July is the perfect time to give your lawn mower a check-up. We outline the 6 steps to ensure your mower is running and grass is cut.
- Sharpen the blades! Sharpening at the beginning of the season is NOT enough! For most homeowners, sharpening or replacing the blades monthly is a good habit. A dull blade will cause excessive wear on the mower and leave the lawn vulnerable to disease.
- Clean the deck. Over the last few months, wet grass has been accumulating and drying on the mower deck. If the mower is too clogged to throw the grass as it cuts, it’s going to create problems for the lawn and machine.
- Replace your air filter.
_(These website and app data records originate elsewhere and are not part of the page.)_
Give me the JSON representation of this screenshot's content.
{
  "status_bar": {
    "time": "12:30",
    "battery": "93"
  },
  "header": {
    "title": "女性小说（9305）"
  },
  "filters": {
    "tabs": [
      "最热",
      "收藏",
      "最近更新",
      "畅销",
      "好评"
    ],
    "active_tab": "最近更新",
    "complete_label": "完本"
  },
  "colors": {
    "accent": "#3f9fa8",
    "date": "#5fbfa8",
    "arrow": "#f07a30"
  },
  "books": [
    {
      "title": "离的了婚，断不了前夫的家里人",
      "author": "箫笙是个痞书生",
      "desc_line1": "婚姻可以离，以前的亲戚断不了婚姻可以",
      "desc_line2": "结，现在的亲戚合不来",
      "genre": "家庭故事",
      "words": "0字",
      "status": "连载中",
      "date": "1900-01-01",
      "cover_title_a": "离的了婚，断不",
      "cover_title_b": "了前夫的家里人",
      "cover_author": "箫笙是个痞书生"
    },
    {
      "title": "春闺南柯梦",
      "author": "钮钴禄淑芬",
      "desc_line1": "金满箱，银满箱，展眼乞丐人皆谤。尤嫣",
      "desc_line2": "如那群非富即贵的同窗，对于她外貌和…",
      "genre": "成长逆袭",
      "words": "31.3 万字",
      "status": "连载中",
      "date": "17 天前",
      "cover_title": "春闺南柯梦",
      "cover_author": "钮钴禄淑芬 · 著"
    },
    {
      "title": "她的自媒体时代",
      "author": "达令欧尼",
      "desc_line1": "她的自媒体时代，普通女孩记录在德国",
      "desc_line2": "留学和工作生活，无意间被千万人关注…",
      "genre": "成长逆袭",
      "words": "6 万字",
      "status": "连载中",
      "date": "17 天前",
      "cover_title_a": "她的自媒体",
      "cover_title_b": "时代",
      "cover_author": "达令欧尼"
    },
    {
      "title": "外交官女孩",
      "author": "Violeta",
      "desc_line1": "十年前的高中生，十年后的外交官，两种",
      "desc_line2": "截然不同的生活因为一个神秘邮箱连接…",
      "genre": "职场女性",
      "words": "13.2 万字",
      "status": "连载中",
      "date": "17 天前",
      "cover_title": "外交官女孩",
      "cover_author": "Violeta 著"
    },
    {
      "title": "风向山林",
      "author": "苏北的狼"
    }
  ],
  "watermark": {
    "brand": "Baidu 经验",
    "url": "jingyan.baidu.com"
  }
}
Do NOT use compressed air to “clean” a filter – this only causes tears in the filter that allow dirt into the engine. A small engine air filter is short money compared to a replacement engine.
- Check the oil. Your owner’s manual will specify how often the engine needs an oil change. If you can’t recall the last time the oil was changed or debris can be seen in the oil, it’s time to change the oil.
- Check the wheels! On a push mower, make sure all 4 are set at the same height. For riding mowers, ensure all are properly inflated for a nice, level cut.
- Blow off dust, grass, and other debris. If you own a handheld leaf blower, you’re in luck – it’s the perfect tool to quickly clear areas around the deck, belts, and controls. Plus, if storing in a garage, it’s an easy way to keep things inside clean.
While performing mid-season maintenance it's important to consult your lawn mower's owner manual. The manual will provide a maintenance schedule, replacement part numbers, and all the required steps.
If the winter of 2014/15 forced you into a new snowblower, take a few moments to properly store it and protect your investment! The most common repair problems are easily preventable and they can be completed now – NOT—in the days leading up to a snow storm.
The single most important storage tip is removing the old gasoline. If you do nothing else, drain the gas!
High ethanol in gasoline will ruin your carburetor.
Drain the remaining fuel from your gas tank. Fuel that sits all summer will go bad and require an expensive carburetor replacement. It’s also unlikely that a carburetor replacement is covered under warranty when bad fuel is at fault! Start by draining the fuel, then:
- Use stabilizer in your fuel. Mix right at the pump with the BEST fuel available.
- Add a small amount of the treated fuel to the snow blower, and start it up. Run the machine for a couple minutes and allow the treated fuel to run through the engine.
- Turn the fuel shutoff knob to OFF and let the snow blower run out of gas.
Finally, turn off the key switch. This step alone will go a long way to protecting the engine and ensure another season of use.
Completing a proper “summarization” involves a few additional steps, but there are maintenance kits available to make the job easy. Most kits will include oil, spark plugs, and fuel stabilizer. If the snow blower is stored outside, its not a bad idea to pick up a cover too!
If your snowblower needs more repair work than maintenance, stop by our site and find the parts you need here
Sharpening lawnmower blades saves time and money, unless the technique is incorrect – that costs money.
** Always use proper safety equipment and goggles, hearing, gloves. **
- Set the blade grinder to the correct angle. For Oregon replacement blades, use 30 degrees. OEM blades, consult your owner’s manual.
- For a right hand cut, set the motor to forward (counter clock wise) to draw the blade into the stone. This will throw sparks out to the right, away from the user.
- Your first pass should be to square up the blade. This will remove any Knicks or chips in the blade. Once you have set your edge then draw the blade across the stone until you have ground away the metal to meet the bottom edge. Flip the blade and repeat using the same number of passes. Do not attempt to get a razor sharp edge, a .030 - .060 is ideal.
- Balance your blade – it is a simple step, but very important when sharpening your blades. A simple screw on the side of your work bench or even a fancy blade balancer will do the trick. Balancing your blade can save you from having to replace your deck spindles prematurely.
A blade grinder is a great addition to any landscape company. By properly learning how to sharpen your own blades you can get a longer blade life, better cut and save money and time while doing it!